- **Work to be completed**:
Go through the entries below and copy each line that holds the word "true".

- **Provided records**:
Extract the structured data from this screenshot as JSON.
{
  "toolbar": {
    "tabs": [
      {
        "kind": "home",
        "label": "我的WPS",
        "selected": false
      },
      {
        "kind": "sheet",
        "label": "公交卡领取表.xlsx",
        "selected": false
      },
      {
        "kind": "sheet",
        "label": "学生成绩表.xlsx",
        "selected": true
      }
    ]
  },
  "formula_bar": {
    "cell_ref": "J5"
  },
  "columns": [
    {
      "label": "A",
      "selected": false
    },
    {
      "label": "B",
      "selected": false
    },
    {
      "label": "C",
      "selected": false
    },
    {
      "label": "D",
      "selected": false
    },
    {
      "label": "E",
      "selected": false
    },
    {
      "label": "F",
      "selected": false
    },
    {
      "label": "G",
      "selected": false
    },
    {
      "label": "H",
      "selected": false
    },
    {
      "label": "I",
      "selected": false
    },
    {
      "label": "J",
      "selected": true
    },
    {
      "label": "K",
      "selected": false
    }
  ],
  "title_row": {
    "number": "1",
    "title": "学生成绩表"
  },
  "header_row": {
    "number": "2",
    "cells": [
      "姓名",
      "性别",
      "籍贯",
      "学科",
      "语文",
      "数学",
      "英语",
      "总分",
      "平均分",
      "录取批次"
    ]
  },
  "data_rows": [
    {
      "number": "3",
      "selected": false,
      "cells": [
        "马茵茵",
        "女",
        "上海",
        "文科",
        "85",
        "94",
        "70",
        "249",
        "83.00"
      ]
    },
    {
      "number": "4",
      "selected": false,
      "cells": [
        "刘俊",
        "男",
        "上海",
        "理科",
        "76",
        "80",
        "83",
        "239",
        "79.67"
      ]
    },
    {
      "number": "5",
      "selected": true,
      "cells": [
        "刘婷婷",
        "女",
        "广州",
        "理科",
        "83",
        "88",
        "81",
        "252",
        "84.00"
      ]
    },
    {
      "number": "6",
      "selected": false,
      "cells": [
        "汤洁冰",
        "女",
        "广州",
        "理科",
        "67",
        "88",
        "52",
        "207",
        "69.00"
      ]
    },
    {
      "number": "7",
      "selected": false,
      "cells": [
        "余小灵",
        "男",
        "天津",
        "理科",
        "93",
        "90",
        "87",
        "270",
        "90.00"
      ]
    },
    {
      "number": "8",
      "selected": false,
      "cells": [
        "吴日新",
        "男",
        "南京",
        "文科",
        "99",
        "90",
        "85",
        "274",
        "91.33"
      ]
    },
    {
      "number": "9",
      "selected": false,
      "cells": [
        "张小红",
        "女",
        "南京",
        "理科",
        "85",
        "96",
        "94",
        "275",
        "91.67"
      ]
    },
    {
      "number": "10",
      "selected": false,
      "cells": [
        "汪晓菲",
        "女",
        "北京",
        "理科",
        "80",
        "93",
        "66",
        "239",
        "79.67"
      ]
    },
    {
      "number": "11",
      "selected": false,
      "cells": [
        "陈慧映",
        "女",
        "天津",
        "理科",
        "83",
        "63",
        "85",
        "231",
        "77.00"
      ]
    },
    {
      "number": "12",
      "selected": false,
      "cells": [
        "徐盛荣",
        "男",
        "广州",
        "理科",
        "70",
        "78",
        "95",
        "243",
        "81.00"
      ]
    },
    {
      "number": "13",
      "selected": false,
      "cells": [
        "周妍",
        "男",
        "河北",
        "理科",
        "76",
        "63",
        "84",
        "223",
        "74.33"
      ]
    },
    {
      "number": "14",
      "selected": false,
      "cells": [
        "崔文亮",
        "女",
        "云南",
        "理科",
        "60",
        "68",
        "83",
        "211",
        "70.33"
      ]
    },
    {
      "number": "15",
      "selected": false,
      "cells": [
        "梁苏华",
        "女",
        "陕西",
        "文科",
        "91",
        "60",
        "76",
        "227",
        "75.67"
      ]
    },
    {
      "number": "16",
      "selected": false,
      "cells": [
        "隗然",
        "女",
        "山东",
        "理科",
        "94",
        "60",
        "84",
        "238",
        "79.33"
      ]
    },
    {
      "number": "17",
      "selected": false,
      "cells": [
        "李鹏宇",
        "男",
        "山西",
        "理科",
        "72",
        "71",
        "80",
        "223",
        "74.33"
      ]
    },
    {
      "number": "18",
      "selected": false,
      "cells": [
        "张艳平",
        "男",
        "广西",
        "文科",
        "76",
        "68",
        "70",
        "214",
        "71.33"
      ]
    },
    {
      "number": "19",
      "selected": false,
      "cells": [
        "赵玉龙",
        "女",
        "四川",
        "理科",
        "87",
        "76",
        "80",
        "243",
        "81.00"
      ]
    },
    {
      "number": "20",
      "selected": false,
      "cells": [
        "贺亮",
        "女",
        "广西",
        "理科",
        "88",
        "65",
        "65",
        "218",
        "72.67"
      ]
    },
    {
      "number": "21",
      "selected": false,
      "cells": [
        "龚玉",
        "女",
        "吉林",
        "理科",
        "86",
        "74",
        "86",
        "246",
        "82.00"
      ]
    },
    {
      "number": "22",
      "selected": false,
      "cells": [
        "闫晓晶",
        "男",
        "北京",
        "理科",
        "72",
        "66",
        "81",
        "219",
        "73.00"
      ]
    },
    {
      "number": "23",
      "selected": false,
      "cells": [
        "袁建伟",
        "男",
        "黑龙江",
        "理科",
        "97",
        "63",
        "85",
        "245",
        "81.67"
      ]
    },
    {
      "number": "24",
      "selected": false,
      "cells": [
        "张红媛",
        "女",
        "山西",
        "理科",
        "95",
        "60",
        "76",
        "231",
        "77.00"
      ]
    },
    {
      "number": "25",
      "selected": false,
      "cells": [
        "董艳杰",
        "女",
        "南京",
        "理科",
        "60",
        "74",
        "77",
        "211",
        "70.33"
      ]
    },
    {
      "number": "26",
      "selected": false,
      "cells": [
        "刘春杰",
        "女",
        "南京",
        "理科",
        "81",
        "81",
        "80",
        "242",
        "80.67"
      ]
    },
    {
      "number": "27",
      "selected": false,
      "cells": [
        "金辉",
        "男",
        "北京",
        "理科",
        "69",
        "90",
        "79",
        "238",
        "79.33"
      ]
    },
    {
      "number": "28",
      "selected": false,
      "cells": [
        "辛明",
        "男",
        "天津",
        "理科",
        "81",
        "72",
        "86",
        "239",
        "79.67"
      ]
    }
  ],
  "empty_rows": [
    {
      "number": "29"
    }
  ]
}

- **Solution to the exercise**:
        "selected": true
      "selected": true
      "selected": true,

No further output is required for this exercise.